Given entries:
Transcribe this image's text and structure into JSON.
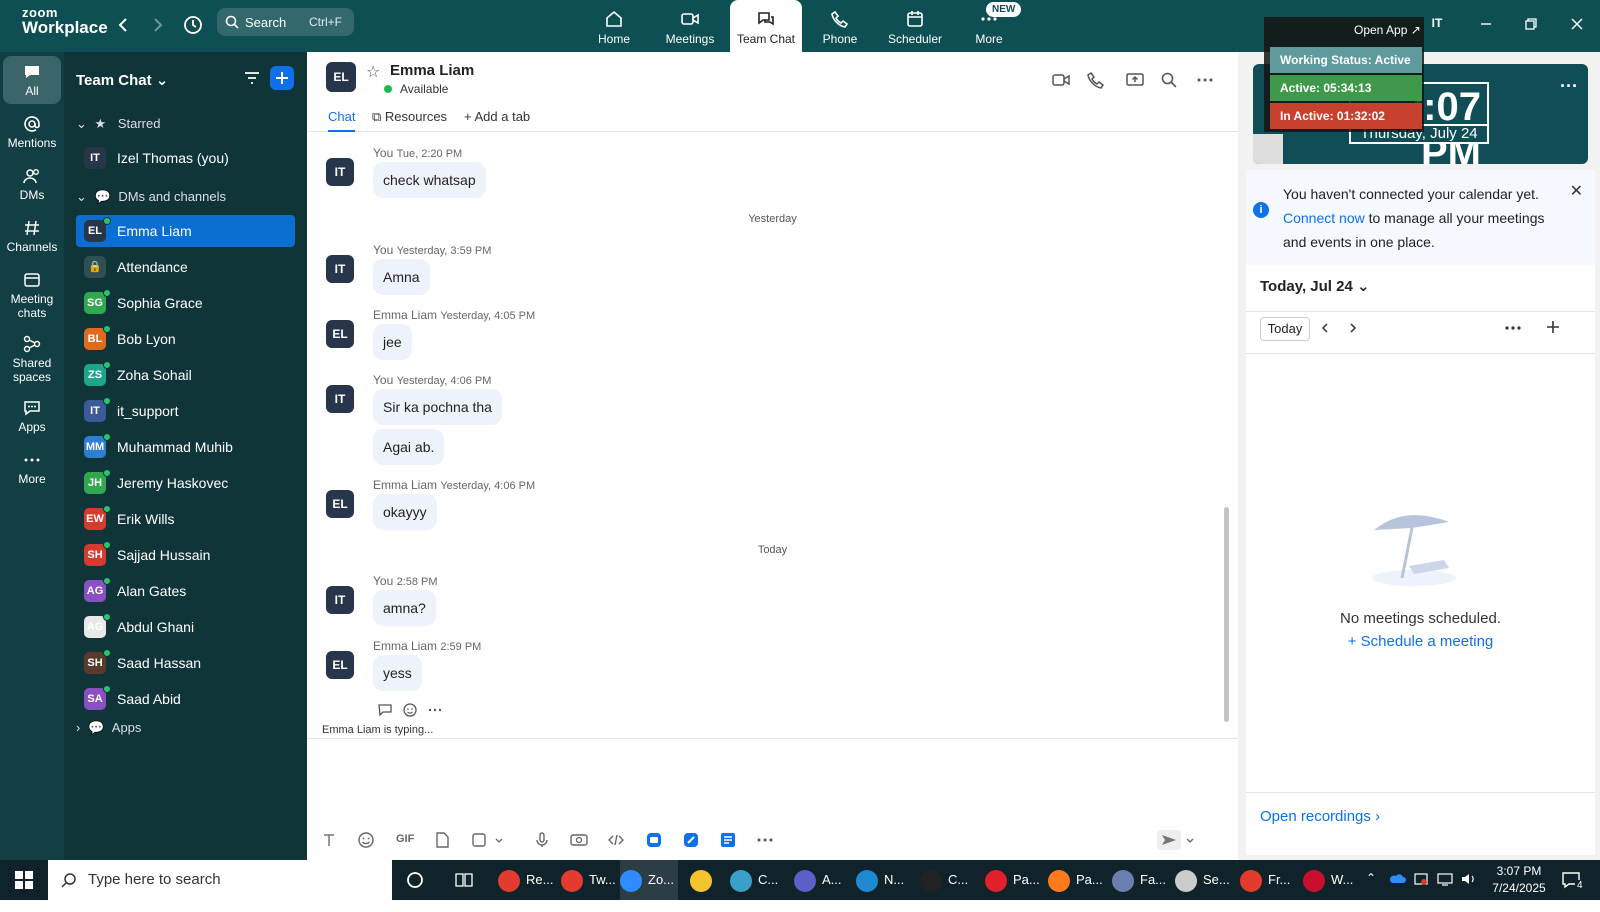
{
  "app": {
    "logo_top": "zoom",
    "logo_bottom": "Workplace"
  },
  "top_search": {
    "label": "Search",
    "shortcut": "Ctrl+F"
  },
  "top_tabs": [
    {
      "label": "Home"
    },
    {
      "label": "Meetings"
    },
    {
      "label": "Team Chat"
    },
    {
      "label": "Phone"
    },
    {
      "label": "Scheduler"
    },
    {
      "label": "More"
    }
  ],
  "new_badge": "NEW",
  "user_initials": "IT",
  "overlay": {
    "open_app": "Open App ↗",
    "working_status": "Working Status: Active",
    "active": "Active: 05:34:13",
    "inactive": "In Active: 01:32:02"
  },
  "clock": {
    "time": "3:07 PM",
    "date": "Thursday, July 24"
  },
  "rail": [
    {
      "label": "All"
    },
    {
      "label": "Mentions"
    },
    {
      "label": "DMs"
    },
    {
      "label": "Channels"
    },
    {
      "label": "Meeting chats"
    },
    {
      "label": "Shared spaces"
    },
    {
      "label": "Apps"
    },
    {
      "label": "More"
    }
  ],
  "sidebar": {
    "title": "Team Chat",
    "starred_label": "Starred",
    "starred_item": {
      "initials": "IT",
      "name": "Izel Thomas (you)"
    },
    "dms_label": "DMs and channels",
    "apps_label": "Apps",
    "items": [
      {
        "initials": "EL",
        "name": "Emma Liam",
        "color": "#27364a"
      },
      {
        "initials": "🔒",
        "name": "Attendance",
        "color": "#2f4f52"
      },
      {
        "initials": "SG",
        "name": "Sophia Grace",
        "color": "#2fa84f"
      },
      {
        "initials": "BL",
        "name": "Bob Lyon",
        "color": "#e06b1f"
      },
      {
        "initials": "ZS",
        "name": "Zoha Sohail",
        "color": "#1fa58c"
      },
      {
        "initials": "IT",
        "name": "it_support",
        "color": "#3a5a9a"
      },
      {
        "initials": "MM",
        "name": "Muhammad Muhib",
        "color": "#2d7fd0"
      },
      {
        "initials": "JH",
        "name": "Jeremy Haskovec",
        "color": "#2fa84f"
      },
      {
        "initials": "EW",
        "name": "Erik Wills",
        "color": "#d63b2f"
      },
      {
        "initials": "SH",
        "name": "Sajjad Hussain",
        "color": "#d63b2f"
      },
      {
        "initials": "AG",
        "name": "Alan Gates",
        "color": "#8a4fc2"
      },
      {
        "initials": "AG",
        "name": "Abdul Ghani",
        "color": "#e8e8e8"
      },
      {
        "initials": "SH",
        "name": "Saad Hassan",
        "color": "#5a3a2a"
      },
      {
        "initials": "SA",
        "name": "Saad Abid",
        "color": "#8a4fc2"
      }
    ]
  },
  "chat": {
    "contact_initials": "EL",
    "contact_name": "Emma Liam",
    "contact_status": "Available",
    "tabs": {
      "chat": "Chat",
      "resources": "Resources",
      "add": "Add a tab"
    },
    "day_yesterday": "Yesterday",
    "day_today": "Today",
    "messages": [
      {
        "initials": "IT",
        "sender": "You",
        "time": "Tue, 2:20 PM",
        "text": "check whatsap"
      },
      {
        "initials": "IT",
        "sender": "You",
        "time": "Yesterday, 3:59 PM",
        "text": "Amna"
      },
      {
        "initials": "EL",
        "sender": "Emma Liam",
        "time": "Yesterday, 4:05 PM",
        "text": "jee"
      },
      {
        "initials": "IT",
        "sender": "You",
        "time": "Yesterday, 4:06 PM",
        "text": "Sir ka pochna tha",
        "text2": "Agai ab."
      },
      {
        "initials": "EL",
        "sender": "Emma Liam",
        "time": "Yesterday, 4:06 PM",
        "text": "okayyy"
      },
      {
        "initials": "IT",
        "sender": "You",
        "time": "2:58 PM",
        "text": "amna?"
      },
      {
        "initials": "EL",
        "sender": "Emma Liam",
        "time": "2:59 PM",
        "text": "yess"
      }
    ],
    "typing": "Emma Liam  is typing...",
    "gif_label": "GIF"
  },
  "calendar": {
    "notice_pre": "You haven't connected your calendar yet. ",
    "notice_link": "Connect now",
    "notice_post": " to manage all your meetings and events in one place.",
    "today_title": "Today, Jul 24",
    "today_button": "Today",
    "no_meetings": "No meetings scheduled.",
    "schedule_link": "+ Schedule a meeting",
    "open_recordings": "Open recordings  ›"
  },
  "taskbar": {
    "search_placeholder": "Type here to search",
    "apps": [
      {
        "label": "Re...",
        "color": "#e33b2e"
      },
      {
        "label": "Tw...",
        "color": "#e33b2e"
      },
      {
        "label": "Zo...",
        "color": "#2d8cff"
      },
      {
        "label": "",
        "color": "#f4c430"
      },
      {
        "label": "C...",
        "color": "#3aa0c8"
      },
      {
        "label": "A...",
        "color": "#5b5fc7"
      },
      {
        "label": "N...",
        "color": "#1f8ad2"
      },
      {
        "label": "C...",
        "color": "#222222"
      },
      {
        "label": "Pa...",
        "color": "#e0202a"
      },
      {
        "label": "Pa...",
        "color": "#ff7a1a"
      },
      {
        "label": "Fa...",
        "color": "#6a7fb0"
      },
      {
        "label": "Se...",
        "color": "#cccccc"
      },
      {
        "label": "Fr...",
        "color": "#e33b2e"
      },
      {
        "label": "W...",
        "color": "#c8102e"
      }
    ],
    "time": "3:07 PM",
    "date": "7/24/2025",
    "notif_count": "4"
  }
}
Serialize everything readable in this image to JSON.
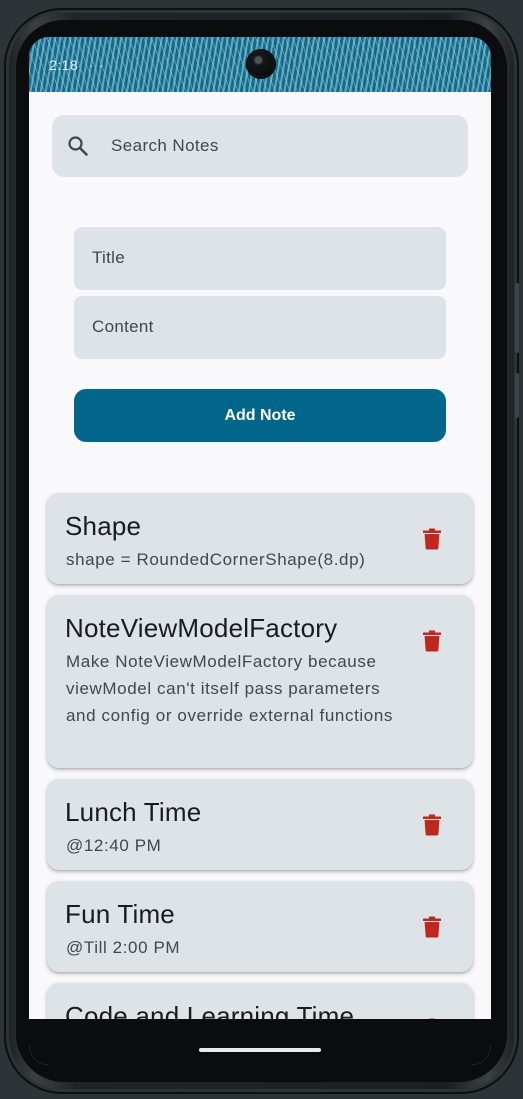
{
  "status_bar": {
    "time": "2:18",
    "extra": "· ·"
  },
  "search": {
    "placeholder": "Search Notes",
    "icon": "search-icon"
  },
  "form": {
    "title_placeholder": "Title",
    "content_placeholder": "Content",
    "add_button_label": "Add Note"
  },
  "notes": [
    {
      "title": "Shape",
      "content": "shape = RoundedCornerShape(8.dp)"
    },
    {
      "title": "NoteViewModelFactory",
      "content": "Make NoteViewModelFactory because viewModel can't itself pass parameters and config or override external functions"
    },
    {
      "title": "Lunch Time",
      "content": "@12:40 PM"
    },
    {
      "title": "Fun Time",
      "content": "@Till 2:00 PM"
    },
    {
      "title": "Code and Learning Time",
      "content": ""
    }
  ],
  "colors": {
    "primary": "#02668a",
    "surface_variant": "#dde3e8",
    "delete": "#c0281e",
    "background": "#f9f9fc"
  }
}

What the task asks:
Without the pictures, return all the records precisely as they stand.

Answer to this task:
Transcribe this image's text and structure into JSON.
{
  "app": {
    "logo_top": "zoom",
    "logo_bottom": "Workplace"
  },
  "top_search": {
    "label": "Search",
    "shortcut": "Ctrl+F"
  },
  "top_tabs": [
    {
      "label": "Home"
    },
    {
      "label": "Meetings"
    },
    {
      "label": "Team Chat"
    },
    {
      "label": "Phone"
    },
    {
      "label": "Scheduler"
    },
    {
      "label": "More"
    }
  ],
  "new_badge": "NEW",
  "user_initials": "IT",
  "overlay": {
    "open_app": "Open App ↗",
    "working_status": "Working Status: Active",
    "active": "Active: 05:34:13",
    "inactive": "In Active: 01:32:02"
  },
  "clock": {
    "time": "3:07 PM",
    "date": "Thursday, July 24"
  },
  "rail": [
    {
      "label": "All"
    },
    {
      "label": "Mentions"
    },
    {
      "label": "DMs"
    },
    {
      "label": "Channels"
    },
    {
      "label": "Meeting chats"
    },
    {
      "label": "Shared spaces"
    },
    {
      "label": "Apps"
    },
    {
      "label": "More"
    }
  ],
  "sidebar": {
    "title": "Team Chat",
    "starred_label": "Starred",
    "starred_item": {
      "initials": "IT",
      "name": "Izel Thomas (you)"
    },
    "dms_label": "DMs and channels",
    "apps_label": "Apps",
    "items": [
      {
        "initials": "EL",
        "name": "Emma Liam",
        "color": "#27364a"
      },
      {
        "initials": "🔒",
        "name": "Attendance",
        "color": "#2f4f52"
      },
      {
        "initials": "SG",
        "name": "Sophia Grace",
        "color": "#2fa84f"
      },
      {
        "initials": "BL",
        "name": "Bob Lyon",
        "color": "#e06b1f"
      },
      {
        "initials": "ZS",
        "name": "Zoha Sohail",
        "color": "#1fa58c"
      },
      {
        "initials": "IT",
        "name": "it_support",
        "color": "#3a5a9a"
      },
      {
        "initials": "MM",
        "name": "Muhammad Muhib",
        "color": "#2d7fd0"
      },
      {
        "initials": "JH",
        "name": "Jeremy Haskovec",
        "color": "#2fa84f"
      },
      {
        "initials": "EW",
        "name": "Erik Wills",
        "color": "#d63b2f"
      },
      {
        "initials": "SH",
        "name": "Sajjad Hussain",
        "color": "#d63b2f"
      },
      {
        "initials": "AG",
        "name": "Alan Gates",
        "color": "#8a4fc2"
      },
      {
        "initials": "AG",
        "name": "Abdul Ghani",
        "color": "#e8e8e8"
      },
      {
        "initials": "SH",
        "name": "Saad Hassan",
        "color": "#5a3a2a"
      },
      {
        "initials": "SA",
        "name": "Saad Abid",
        "color": "#8a4fc2"
      }
    ]
  },
  "chat": {
    "contact_initials": "EL",
    "contact_name": "Emma Liam",
    "contact_status": "Available",
    "tabs": {
      "chat": "Chat",
      "resources": "Resources",
      "add": "Add a tab"
    },
    "day_yesterday": "Yesterday",
    "day_today": "Today",
    "messages": [
      {
        "initials": "IT",
        "sender": "You",
        "time": "Tue, 2:20 PM",
        "text": "check whatsap"
      },
      {
        "initials": "IT",
        "sender": "You",
        "time": "Yesterday, 3:59 PM",
        "text": "Amna"
      },
      {
        "initials": "EL",
        "sender": "Emma Liam",
        "time": "Yesterday, 4:05 PM",
        "text": "jee"
      },
      {
        "initials": "IT",
        "sender": "You",
        "time": "Yesterday, 4:06 PM",
        "text": "Sir ka pochna tha",
        "text2": "Agai ab."
      },
      {
        "initials": "EL",
        "sender": "Emma Liam",
        "time": "Yesterday, 4:06 PM",
        "text": "okayyy"
      },
      {
        "initials": "IT",
        "sender": "You",
        "time": "2:58 PM",
        "text": "amna?"
      },
      {
        "initials": "EL",
        "sender": "Emma Liam",
        "time": "2:59 PM",
        "text": "yess"
      }
    ],
    "typing": "Emma Liam  is typing...",
    "gif_label": "GIF"
  },
  "calendar": {
    "notice_pre": "You haven't connected your calendar yet. ",
    "notice_link": "Connect now",
    "notice_post": " to manage all your meetings and events in one place.",
    "today_title": "Today, Jul 24",
    "today_button": "Today",
    "no_meetings": "No meetings scheduled.",
    "schedule_link": "+ Schedule a meeting",
    "open_recordings": "Open recordings  ›"
  },
  "taskbar": {
    "search_placeholder": "Type here to search",
    "apps": [
      {
        "label": "Re...",
        "color": "#e33b2e"
      },
      {
        "label": "Tw...",
        "color": "#e33b2e"
      },
      {
        "label": "Zo...",
        "color": "#2d8cff"
      },
      {
        "label": "",
        "color": "#f4c430"
      },
      {
        "label": "C...",
        "color": "#3aa0c8"
      },
      {
        "label": "A...",
        "color": "#5b5fc7"
      },
      {
        "label": "N...",
        "color": "#1f8ad2"
      },
      {
        "label": "C...",
        "color": "#222222"
      },
      {
        "label": "Pa...",
        "color": "#e0202a"
      },
      {
        "label": "Pa...",
        "color": "#ff7a1a"
      },
      {
        "label": "Fa...",
        "color": "#6a7fb0"
      },
      {
        "label": "Se...",
        "color": "#cccccc"
      },
      {
        "label": "Fr...",
        "color": "#e33b2e"
      },
      {
        "label": "W...",
        "color": "#c8102e"
      }
    ],
    "time": "3:07 PM",
    "date": "7/24/2025",
    "notif_count": "4"
  }
}
Serialize everything readable in this image to JSON.
{
  "status_bar": {
    "time": "2:18",
    "extra": "· ·"
  },
  "search": {
    "placeholder": "Search Notes",
    "icon": "search-icon"
  },
  "form": {
    "title_placeholder": "Title",
    "content_placeholder": "Content",
    "add_button_label": "Add Note"
  },
  "notes": [
    {
      "title": "Shape",
      "content": "shape = RoundedCornerShape(8.dp)"
    },
    {
      "title": "NoteViewModelFactory",
      "content": "Make NoteViewModelFactory because viewModel can't itself pass parameters and config or override external functions"
    },
    {
      "title": "Lunch Time",
      "content": "@12:40 PM"
    },
    {
      "title": "Fun Time",
      "content": "@Till 2:00 PM"
    },
    {
      "title": "Code and Learning Time",
      "content": ""
    }
  ],
  "colors": {
    "primary": "#02668a",
    "surface_variant": "#dde3e8",
    "delete": "#c0281e",
    "background": "#f9f9fc"
  }
}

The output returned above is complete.